Insight into InSciTE

Meet Urbah Syed, a first-year undergraduate student in the InSciTE program with a diverse background and a promising future.

Matthew Kingston - 17 May 2018

If I could use one word to describe Urbah Syed it would be badass-and while I know that badass is actually two words I really don't care, and neither would she.

Meet Syed, newest poster child of WISEST, also known as Women in Scholarship, Engineering, Science & Technology, a unit of the University of Alberta dedicated to empowering women in the fields of science, engineering and technology.

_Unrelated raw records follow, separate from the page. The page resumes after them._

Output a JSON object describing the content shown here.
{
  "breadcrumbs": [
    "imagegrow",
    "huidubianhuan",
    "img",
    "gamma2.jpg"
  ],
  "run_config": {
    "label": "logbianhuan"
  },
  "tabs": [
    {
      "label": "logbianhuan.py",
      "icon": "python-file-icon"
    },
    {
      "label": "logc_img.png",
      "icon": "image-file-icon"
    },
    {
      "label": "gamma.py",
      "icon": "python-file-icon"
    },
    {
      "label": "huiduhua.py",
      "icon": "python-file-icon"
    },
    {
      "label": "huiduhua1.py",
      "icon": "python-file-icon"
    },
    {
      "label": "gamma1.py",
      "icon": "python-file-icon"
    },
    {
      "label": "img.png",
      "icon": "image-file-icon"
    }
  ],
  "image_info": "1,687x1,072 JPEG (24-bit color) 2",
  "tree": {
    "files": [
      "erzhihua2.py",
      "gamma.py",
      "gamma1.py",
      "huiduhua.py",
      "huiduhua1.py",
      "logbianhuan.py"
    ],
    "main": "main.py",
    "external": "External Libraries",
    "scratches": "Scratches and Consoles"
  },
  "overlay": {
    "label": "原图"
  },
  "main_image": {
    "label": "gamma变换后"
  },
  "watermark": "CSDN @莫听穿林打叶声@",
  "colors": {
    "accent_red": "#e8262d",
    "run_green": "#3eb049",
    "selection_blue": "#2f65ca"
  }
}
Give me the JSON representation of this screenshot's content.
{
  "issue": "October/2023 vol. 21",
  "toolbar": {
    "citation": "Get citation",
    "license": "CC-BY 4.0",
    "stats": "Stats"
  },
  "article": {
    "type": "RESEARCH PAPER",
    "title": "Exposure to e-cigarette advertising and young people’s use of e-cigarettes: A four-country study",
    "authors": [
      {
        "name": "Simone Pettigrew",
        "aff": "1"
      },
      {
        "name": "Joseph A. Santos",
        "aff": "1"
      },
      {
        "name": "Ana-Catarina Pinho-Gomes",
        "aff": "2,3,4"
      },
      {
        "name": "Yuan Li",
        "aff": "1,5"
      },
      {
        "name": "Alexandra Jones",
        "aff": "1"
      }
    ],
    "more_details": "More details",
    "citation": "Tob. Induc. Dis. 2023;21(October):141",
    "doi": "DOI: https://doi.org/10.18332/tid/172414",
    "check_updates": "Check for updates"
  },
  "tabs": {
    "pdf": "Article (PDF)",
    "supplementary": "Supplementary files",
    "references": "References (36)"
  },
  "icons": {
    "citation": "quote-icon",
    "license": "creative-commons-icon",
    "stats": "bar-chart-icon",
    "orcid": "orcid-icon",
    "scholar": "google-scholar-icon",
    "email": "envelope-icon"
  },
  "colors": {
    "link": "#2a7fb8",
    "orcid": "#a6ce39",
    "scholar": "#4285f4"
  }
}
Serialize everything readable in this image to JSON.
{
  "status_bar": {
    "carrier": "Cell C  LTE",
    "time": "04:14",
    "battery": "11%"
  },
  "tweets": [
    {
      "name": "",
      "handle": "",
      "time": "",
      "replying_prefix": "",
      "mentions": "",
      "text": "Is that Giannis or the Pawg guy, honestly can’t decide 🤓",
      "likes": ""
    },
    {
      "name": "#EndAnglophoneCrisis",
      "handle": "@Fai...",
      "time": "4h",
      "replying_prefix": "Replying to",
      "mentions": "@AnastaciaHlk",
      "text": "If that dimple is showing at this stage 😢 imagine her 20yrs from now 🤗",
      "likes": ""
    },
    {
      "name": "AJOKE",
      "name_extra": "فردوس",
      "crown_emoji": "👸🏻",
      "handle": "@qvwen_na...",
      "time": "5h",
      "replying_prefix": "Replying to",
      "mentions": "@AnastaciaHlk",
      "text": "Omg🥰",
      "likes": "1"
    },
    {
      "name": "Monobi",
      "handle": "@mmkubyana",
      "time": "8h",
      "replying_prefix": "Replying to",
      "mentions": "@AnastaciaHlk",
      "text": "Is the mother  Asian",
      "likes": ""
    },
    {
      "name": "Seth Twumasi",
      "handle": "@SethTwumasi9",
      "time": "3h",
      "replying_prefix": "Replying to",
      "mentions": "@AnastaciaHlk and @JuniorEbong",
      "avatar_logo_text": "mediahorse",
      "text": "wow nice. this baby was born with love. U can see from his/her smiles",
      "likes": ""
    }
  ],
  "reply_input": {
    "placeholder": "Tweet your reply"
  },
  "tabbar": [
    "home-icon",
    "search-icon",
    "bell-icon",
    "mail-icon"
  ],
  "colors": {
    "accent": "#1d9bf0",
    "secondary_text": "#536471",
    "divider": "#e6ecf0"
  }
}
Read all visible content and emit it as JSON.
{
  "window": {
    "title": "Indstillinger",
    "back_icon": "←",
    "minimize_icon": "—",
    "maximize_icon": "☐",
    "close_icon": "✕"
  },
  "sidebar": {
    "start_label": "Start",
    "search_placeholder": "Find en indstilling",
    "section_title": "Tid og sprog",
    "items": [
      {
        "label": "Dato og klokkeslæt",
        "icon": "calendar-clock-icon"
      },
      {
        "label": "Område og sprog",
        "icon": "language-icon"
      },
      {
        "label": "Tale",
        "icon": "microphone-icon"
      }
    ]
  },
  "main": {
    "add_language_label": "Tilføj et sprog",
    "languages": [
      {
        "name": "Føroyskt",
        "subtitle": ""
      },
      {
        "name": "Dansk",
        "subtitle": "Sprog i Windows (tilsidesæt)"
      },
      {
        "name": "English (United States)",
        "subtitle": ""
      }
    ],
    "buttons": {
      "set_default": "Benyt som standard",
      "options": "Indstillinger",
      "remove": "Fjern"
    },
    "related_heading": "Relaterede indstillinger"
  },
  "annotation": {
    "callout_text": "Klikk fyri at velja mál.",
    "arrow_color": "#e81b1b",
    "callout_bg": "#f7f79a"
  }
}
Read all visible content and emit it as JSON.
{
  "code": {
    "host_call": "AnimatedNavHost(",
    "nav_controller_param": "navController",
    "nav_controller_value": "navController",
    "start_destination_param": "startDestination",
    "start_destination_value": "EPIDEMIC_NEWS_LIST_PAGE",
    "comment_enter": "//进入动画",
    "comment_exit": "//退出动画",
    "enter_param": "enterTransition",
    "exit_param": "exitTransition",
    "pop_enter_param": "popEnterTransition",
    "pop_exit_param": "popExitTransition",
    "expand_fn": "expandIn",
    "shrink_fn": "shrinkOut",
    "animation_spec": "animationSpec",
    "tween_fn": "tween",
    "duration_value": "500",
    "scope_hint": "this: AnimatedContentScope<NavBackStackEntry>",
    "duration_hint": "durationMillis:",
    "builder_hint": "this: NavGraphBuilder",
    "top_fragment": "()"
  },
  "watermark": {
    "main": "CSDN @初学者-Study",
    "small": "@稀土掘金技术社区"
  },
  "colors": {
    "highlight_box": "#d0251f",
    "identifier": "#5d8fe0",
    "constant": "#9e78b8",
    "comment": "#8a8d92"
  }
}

When I first met Syed, I was convinced she was a biker. Apparently she's isn't. Not yet, anyway... When asked, she said Ducatti would probably be her ride of choice, because she is little. Something in red and maybe silver, with one of those funky helmets that look like a skull. When I asked her what kind of sports she was into, she said archery, olympic air pistol, and fencing. "Pardon?" I said. Oh yeah, she also placed first in archery at territorials, and first in pistol and fencing at her high school a few years back. No big deal. So I thought I'd take it one step further and ask what would her weapon of choice be in a zombie apocalypse because, you know, you have to ask the important questions. The easy guess would be swords, right? Wrong. Urbah is an axe gal. Think ancient viking.

By now, I bet you're asking, what does a sharp-shooting, sword-fighting, axe-wielding, Ducatti-wanting, viking-channelling girl have to do with WISEST? Everything, really. She's hungry, kind, intelligent, thoughtful, open-minded, into science, and female. A change-maker.

Change maker

It all started when Syed was in Yellowknife, where she lived with her family. This is where she and college student Kristan Marion formed MAGMA, the Magnanimous Advocates Generating Mental Awareness. The support for their program was astounding: teachers volunteered to hold meetings once a week; local businesses donated supplies to hold a coffee house poetry and song night; and startup supplies were donated. In a beautiful and remote community where the summers are never dark, the cohesiveness of this diverse group of people was remarkable, in no small part because this same community still struggles with the fallout of residential schools, drug abuse, and a high dropout rate.

This is one of the many reasons that when Syed and Marion formed MAGMA they had such overwhelming support, and why when Syed showed an interest in studying science at university, her teachers went above and beyond to provide her many opportunities like joining WISEST. It's also why Syed is going back to Yellowknife as soon as she graduates with her bachelor of science from the University of Alberta's Faculty of Science.

There's nothing quite like it, she says. Yellowknife is made up of people from all over the world, from Africa to the Middle East, to Europe and the First Nations. There's no room for prejudice.

Syed would know. She is Muslim. You can pick her out by the cute little hat she wears atop her Hijab. She painted it up herself with a fierce little unicorn whose nickname, "Urbanator," is written below.

Major insight

When asked if there were any times when someone somewhere had been prejudiced towards her, she replied, "There's plenty, but there will always be something people can hate you for-whether it's what you wear, how you talk, or if you're an Oilers fan or not. So you might as well live a life that's true to you."

So, as you can probably guess, Syed is as diverse as the community she comes from, and she brings that diversity everywhere she goes.

That's why she's one of our top students in InSciTE, aka the Interdisciplinary Science Threshold Experience, a first-year undergraduate program that couples the classic university experience with unique, integrated learning opportunities. It's also why she so eager to volunteer for groups like WISEST and Safewalk. It's why she jumped at the opportunity to turn a one-day capstone experiment into a week-long microbiology project in a research lab.

Community, Syed says, is the most important thing. If you're not staying involved, you lose touch with important issues and fall prey to apathy, which can be a dangerous thing on a larger scale.

Syed just finished her first year in Science and wants to be either a doctor, a researcher, or join the army.

I for one am very curious to see which one she chooses.